In this space, Apple and Samsung have previously launched leading devices like iPhone 5 and Galaxy Not II, respectively. LG’s new flagship smartphone, Optimus G Pro, has been officially announced in South Korea but there is no word on its arrival in India.

Intel launches latest platform for crunching Big Data – Source The Economic TImes

Intel launched a new software platform for number-crunching on a massive scale, its latest offering in a growing field that it hopes will boost sales of its powerful server chips. 

The Santa Clara, California-based chipmaker is one of a growing number of technology companies that want to help organizations find value in Big Data – the analysis of vast troves of information that can be culled from social media, Web searches, financial records, and other mountains of digital facts and figures. 

Intel unveiled its third customized version of Hadoop, the open-source software that aggregates results from large sets of data and is widely used in Big Data analysis. 

Intel’s tweaks to Hadoop optimize it to work better with solid-state drives as well as other improvements, Boyd Davis, vice president of Intel’s architecture group and general manager of the datacenter software division, said at a news event on Tuesday. 

Intel hopes that developing software to encourage more companies to leap into Big Data analysis will lead to higher sales of its high-end Xeon server processors. 

“One of our biggest motivators is to drive faster growth of the data center itself,” Davis said. 

Intel plans to distribute its version of Hadoop through vendors and service providers and will also sell its own technical support services.

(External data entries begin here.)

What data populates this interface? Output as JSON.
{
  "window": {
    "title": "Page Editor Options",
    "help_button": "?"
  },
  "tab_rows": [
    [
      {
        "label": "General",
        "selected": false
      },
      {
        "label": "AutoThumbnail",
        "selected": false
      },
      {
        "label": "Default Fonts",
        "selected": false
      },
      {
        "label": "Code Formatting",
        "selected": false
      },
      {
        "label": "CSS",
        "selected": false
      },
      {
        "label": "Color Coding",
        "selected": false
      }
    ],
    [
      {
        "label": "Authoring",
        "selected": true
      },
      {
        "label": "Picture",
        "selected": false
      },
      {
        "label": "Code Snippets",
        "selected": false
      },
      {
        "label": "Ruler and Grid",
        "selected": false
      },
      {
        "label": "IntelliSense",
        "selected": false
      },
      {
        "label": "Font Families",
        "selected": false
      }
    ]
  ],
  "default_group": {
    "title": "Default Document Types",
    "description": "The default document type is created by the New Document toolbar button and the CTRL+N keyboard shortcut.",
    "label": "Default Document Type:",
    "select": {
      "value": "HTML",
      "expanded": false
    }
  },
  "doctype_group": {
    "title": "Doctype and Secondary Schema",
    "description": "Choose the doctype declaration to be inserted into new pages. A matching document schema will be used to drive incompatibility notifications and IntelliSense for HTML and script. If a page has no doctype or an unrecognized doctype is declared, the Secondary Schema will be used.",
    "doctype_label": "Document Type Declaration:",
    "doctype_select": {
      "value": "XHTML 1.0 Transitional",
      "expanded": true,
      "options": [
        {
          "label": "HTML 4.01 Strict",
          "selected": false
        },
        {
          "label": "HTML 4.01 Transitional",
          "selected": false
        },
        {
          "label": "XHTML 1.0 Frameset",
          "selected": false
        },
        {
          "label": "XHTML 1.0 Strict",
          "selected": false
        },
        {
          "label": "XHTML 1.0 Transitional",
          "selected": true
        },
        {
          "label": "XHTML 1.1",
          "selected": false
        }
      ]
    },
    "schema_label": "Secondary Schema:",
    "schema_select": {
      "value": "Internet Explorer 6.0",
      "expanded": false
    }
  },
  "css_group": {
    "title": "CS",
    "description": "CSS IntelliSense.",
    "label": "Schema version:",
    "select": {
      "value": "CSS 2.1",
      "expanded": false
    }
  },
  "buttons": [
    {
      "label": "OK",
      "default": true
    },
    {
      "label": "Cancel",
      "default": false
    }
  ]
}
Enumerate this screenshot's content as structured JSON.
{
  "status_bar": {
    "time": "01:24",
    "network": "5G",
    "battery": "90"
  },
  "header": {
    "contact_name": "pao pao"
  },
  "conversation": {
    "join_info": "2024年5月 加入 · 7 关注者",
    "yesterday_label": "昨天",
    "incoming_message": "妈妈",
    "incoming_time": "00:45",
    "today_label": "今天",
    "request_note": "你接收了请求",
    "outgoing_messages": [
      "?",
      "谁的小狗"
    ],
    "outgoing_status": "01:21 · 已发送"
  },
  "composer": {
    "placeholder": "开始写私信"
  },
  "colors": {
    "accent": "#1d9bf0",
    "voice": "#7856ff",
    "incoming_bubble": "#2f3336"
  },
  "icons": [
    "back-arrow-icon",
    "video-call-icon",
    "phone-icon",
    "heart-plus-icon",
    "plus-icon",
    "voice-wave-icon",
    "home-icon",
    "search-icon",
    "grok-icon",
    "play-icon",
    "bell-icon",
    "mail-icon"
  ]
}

India first to put smartphone in space – Source The Economic Times

India has successfully launched the world’s first smartphone — loaded with a number of experimental ‘Apps’ , some serious and some just for fun — into the orbit. The University of Surrey’s Surrey Space Centre (SSC) said on Tuesday that theSTRaND-1 , a nano-satellite carrying a smartphone, has successfully been launched into space from India. 

STRaND-1 is a training and demonstration mission, designed to test commercial offthe-shelf technologies in space. The Apps on board STRaND-1 were developed by winners of a facebook competition held last year. iTesa for example will record the magnitude of the magnetic field around the phone during orbit. Used as a precursor to further scientific studies, such as detecting Alfven waves (magnetic oscillations in our upper atmosphere ), the iTEsa app could provide proof of principle. 

The Scream in Space app was developed by Cambridge University Space Flight and will make full use of the smartphone’s speakers. Testing the theory ‘in space no-one can hear you scream, made popular in the 1979 film ‘Alien’ , the app will play videos of the best screams while in orbit and screams will be recorded using the smartphone’s own microphone . 

The STRAND Data app will show satellite telemetry on the smartphone’s display which can be imaged by an additional camera on-board . This will enable new graphical telemetry to interpret trends. 

The 360 app will take images using the smartphone’s camera and use the technology onboard the spacecraft to establish STRaND-1 ‘s position. The public will be able to request their own unique satellite image of Earth through the website, where images can be seen on a map showing where they have been acquired. Professor Sir Martin Sweeting, SSC director said, “STRaND-1 mission is a fantastic achievement.” 

STRaND-1 is a training and demonstration mission weighing 4.3 kg launched into a 785km Sun-synchronous orbit on ISRO’s PSLV launcher. Sir Martin added, “This launch is SSC’s first with Isro, and I am looking forward to exploring opportunities for further launches and a wider collaboration on space projects in the future.”